Write only the number of lines in the entries below that contain the string "DCOWebhook".

──────── Data shown ────────

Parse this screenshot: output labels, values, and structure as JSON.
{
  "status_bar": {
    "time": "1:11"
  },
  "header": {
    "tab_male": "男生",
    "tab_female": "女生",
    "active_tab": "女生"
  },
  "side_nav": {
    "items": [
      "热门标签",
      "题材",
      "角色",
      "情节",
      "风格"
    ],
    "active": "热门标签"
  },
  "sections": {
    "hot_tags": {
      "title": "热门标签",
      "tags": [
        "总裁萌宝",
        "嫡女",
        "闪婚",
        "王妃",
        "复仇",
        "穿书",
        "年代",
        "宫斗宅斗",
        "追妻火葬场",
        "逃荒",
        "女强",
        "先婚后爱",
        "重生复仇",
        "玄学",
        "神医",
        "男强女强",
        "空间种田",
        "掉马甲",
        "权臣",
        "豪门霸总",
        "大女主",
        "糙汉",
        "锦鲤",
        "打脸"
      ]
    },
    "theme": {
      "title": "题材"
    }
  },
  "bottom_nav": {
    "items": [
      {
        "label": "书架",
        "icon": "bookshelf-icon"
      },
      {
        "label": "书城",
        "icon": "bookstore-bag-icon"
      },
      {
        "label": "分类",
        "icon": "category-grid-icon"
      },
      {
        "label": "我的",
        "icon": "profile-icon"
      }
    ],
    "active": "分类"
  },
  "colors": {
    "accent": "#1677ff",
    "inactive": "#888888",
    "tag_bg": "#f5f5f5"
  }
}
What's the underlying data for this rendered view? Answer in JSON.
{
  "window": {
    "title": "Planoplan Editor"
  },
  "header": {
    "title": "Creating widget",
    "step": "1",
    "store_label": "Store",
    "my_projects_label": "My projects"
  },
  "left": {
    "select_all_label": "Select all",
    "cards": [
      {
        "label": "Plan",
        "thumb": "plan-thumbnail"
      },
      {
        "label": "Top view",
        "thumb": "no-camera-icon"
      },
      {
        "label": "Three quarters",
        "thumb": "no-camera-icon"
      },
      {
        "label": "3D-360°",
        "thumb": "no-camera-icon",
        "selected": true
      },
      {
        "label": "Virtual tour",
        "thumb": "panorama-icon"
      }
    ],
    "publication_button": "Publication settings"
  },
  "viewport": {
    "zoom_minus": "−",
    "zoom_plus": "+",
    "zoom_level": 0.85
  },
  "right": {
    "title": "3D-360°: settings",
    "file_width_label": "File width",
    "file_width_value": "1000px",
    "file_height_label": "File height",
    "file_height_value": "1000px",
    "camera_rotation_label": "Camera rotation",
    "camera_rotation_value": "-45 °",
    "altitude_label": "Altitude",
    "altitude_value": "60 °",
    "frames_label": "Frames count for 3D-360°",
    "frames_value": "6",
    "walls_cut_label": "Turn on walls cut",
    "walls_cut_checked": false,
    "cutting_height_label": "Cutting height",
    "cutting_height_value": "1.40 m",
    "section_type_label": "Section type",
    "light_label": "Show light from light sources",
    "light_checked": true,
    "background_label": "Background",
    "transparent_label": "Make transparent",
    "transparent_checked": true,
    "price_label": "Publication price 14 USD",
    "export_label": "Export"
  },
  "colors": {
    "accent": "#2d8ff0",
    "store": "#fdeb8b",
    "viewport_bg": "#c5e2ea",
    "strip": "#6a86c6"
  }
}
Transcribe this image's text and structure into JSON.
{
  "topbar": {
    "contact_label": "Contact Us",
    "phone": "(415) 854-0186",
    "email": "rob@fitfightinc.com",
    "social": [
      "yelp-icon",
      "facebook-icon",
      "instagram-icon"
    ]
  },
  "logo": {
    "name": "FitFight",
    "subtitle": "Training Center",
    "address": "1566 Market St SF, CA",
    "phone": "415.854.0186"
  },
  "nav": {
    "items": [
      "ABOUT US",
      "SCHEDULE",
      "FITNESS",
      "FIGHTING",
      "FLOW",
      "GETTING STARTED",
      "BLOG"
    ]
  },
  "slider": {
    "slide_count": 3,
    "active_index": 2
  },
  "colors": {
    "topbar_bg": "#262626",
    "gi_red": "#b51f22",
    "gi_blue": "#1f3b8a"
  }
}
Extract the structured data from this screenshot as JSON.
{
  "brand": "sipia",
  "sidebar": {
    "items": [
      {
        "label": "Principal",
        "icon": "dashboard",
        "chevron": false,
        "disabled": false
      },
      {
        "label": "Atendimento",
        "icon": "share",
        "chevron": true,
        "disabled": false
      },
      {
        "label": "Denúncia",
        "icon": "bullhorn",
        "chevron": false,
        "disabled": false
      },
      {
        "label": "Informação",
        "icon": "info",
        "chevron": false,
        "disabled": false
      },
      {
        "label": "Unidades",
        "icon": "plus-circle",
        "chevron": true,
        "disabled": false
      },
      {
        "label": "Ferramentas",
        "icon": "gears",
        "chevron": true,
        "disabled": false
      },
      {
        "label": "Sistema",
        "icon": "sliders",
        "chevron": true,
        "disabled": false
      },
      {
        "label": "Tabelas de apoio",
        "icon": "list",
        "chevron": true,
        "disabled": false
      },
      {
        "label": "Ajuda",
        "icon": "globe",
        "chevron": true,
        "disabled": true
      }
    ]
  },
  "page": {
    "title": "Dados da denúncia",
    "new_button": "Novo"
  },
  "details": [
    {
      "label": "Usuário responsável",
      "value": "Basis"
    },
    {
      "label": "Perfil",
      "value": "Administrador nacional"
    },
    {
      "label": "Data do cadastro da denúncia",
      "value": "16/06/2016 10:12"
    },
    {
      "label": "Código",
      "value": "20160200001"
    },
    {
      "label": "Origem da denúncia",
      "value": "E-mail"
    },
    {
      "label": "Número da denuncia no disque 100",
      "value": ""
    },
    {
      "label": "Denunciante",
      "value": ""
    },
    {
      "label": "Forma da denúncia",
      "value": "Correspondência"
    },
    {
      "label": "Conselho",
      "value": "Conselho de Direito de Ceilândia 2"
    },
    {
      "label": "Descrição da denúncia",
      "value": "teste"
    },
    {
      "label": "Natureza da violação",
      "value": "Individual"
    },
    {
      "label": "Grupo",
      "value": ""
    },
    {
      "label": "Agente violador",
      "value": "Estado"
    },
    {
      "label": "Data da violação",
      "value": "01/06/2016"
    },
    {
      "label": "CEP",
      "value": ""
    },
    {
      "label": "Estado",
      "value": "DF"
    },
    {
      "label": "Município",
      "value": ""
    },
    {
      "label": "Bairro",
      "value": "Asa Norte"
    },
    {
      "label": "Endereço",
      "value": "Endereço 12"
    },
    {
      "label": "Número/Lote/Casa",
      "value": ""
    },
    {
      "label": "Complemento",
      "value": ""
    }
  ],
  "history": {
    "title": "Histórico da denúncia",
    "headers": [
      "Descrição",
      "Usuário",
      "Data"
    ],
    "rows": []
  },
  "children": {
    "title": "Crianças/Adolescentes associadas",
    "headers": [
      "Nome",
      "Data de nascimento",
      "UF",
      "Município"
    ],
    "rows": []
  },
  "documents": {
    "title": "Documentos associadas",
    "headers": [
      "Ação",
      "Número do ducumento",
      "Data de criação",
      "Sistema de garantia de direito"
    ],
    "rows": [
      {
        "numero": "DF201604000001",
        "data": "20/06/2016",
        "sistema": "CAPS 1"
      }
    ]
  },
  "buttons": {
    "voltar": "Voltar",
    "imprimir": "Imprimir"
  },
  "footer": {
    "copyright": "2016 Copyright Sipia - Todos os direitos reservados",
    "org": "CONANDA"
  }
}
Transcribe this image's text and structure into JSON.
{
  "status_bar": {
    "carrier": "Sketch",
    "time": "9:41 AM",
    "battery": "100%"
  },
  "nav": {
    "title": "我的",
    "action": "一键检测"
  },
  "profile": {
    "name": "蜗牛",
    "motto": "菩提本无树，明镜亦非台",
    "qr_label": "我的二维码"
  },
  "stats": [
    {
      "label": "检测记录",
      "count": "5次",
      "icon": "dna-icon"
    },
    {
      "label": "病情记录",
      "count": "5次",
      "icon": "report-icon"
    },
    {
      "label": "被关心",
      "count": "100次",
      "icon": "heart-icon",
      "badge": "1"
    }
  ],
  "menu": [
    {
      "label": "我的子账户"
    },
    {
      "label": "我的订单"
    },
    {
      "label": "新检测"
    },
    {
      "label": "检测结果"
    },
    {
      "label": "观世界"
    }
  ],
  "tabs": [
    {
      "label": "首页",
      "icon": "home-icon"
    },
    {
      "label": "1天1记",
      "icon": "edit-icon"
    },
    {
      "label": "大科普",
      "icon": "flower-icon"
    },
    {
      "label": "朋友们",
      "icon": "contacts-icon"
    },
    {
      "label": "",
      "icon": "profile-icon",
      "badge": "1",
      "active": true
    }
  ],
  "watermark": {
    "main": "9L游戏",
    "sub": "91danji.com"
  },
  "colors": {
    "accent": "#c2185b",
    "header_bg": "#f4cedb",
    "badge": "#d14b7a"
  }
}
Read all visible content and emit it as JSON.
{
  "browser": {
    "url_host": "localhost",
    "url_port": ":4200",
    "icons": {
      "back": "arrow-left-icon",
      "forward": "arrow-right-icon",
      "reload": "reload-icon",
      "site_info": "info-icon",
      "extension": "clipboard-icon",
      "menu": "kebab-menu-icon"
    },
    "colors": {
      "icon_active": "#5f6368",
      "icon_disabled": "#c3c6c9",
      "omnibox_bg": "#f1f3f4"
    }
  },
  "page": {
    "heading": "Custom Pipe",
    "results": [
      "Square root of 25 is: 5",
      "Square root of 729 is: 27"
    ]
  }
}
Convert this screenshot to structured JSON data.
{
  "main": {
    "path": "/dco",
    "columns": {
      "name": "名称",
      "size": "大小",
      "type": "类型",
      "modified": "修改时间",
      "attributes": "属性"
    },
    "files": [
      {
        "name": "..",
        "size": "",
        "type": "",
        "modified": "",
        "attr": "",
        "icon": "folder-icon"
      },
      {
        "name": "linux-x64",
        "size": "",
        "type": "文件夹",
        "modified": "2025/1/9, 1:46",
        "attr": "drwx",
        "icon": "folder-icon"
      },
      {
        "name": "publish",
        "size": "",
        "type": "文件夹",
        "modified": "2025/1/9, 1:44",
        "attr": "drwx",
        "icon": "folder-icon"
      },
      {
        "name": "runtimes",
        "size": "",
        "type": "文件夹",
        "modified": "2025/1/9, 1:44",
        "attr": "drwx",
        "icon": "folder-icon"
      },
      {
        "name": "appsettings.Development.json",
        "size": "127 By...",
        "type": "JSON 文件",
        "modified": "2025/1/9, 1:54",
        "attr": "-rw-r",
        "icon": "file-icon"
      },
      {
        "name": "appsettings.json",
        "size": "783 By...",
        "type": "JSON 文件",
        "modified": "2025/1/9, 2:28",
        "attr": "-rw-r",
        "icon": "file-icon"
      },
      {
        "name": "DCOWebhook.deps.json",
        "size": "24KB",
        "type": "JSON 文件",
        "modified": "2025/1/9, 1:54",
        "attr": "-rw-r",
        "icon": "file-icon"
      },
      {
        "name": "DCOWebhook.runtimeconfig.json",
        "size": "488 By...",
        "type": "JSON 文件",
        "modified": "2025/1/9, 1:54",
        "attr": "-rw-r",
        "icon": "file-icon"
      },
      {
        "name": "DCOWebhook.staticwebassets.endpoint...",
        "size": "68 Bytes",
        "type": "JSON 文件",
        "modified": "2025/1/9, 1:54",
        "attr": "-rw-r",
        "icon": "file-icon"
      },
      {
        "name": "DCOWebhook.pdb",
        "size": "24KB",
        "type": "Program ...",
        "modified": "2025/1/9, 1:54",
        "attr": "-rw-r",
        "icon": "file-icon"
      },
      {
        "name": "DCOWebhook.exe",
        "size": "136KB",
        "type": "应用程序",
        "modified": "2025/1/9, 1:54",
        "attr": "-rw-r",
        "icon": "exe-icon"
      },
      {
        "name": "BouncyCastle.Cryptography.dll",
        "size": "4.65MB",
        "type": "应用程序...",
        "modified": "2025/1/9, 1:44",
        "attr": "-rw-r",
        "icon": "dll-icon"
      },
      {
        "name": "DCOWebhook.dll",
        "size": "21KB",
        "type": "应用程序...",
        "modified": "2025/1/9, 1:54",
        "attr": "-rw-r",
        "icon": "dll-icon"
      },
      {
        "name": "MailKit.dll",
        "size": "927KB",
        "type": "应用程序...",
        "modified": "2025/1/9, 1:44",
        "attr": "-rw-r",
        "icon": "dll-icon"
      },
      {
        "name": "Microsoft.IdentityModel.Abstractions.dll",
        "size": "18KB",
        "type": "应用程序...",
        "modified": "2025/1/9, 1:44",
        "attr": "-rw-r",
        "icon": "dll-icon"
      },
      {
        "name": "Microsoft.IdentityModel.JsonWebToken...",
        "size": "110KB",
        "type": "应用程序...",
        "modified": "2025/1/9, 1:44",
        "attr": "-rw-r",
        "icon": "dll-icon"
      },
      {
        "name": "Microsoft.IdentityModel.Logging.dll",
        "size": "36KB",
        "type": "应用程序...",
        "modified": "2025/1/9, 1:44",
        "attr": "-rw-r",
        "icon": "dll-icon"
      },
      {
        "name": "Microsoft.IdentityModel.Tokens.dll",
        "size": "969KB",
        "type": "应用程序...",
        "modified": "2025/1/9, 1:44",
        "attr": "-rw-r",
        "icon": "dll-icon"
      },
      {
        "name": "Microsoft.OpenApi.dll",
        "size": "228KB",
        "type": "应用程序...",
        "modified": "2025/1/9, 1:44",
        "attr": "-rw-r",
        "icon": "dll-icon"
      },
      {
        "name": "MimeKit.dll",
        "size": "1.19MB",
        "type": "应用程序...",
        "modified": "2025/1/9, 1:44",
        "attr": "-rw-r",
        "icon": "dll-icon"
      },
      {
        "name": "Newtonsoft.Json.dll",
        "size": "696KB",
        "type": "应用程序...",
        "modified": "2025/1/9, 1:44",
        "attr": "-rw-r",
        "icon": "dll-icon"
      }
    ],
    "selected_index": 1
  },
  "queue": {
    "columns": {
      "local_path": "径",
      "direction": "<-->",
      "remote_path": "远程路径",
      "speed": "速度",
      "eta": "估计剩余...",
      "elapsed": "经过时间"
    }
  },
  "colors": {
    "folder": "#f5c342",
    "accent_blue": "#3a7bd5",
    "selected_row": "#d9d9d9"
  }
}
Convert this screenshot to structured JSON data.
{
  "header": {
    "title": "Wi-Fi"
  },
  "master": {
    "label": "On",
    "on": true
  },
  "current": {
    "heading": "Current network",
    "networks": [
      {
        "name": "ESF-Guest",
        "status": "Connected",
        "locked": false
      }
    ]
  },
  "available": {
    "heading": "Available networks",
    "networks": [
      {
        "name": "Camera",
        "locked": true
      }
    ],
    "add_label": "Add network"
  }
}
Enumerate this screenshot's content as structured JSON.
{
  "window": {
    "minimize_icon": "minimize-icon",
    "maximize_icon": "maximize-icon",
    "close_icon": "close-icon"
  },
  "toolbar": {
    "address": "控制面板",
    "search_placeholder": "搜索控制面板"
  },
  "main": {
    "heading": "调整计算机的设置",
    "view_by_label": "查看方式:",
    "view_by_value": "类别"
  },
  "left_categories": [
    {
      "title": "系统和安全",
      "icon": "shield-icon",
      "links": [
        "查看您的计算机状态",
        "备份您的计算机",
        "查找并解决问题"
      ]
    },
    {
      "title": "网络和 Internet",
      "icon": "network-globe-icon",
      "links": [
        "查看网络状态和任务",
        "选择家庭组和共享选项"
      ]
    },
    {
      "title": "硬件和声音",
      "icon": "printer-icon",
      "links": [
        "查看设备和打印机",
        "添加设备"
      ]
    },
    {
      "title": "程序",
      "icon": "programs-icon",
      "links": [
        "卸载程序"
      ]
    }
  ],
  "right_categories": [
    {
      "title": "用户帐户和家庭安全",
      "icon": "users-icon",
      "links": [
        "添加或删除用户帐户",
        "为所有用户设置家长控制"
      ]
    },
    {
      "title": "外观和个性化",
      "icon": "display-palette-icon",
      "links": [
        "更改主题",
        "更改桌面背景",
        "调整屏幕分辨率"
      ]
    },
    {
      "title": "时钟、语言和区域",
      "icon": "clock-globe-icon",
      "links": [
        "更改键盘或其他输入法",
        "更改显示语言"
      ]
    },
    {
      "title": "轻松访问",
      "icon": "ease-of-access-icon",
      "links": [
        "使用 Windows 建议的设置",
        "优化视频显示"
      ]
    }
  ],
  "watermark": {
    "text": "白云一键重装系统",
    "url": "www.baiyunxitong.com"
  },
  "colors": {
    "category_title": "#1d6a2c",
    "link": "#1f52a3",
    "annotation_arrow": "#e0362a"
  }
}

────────

Task answer:
6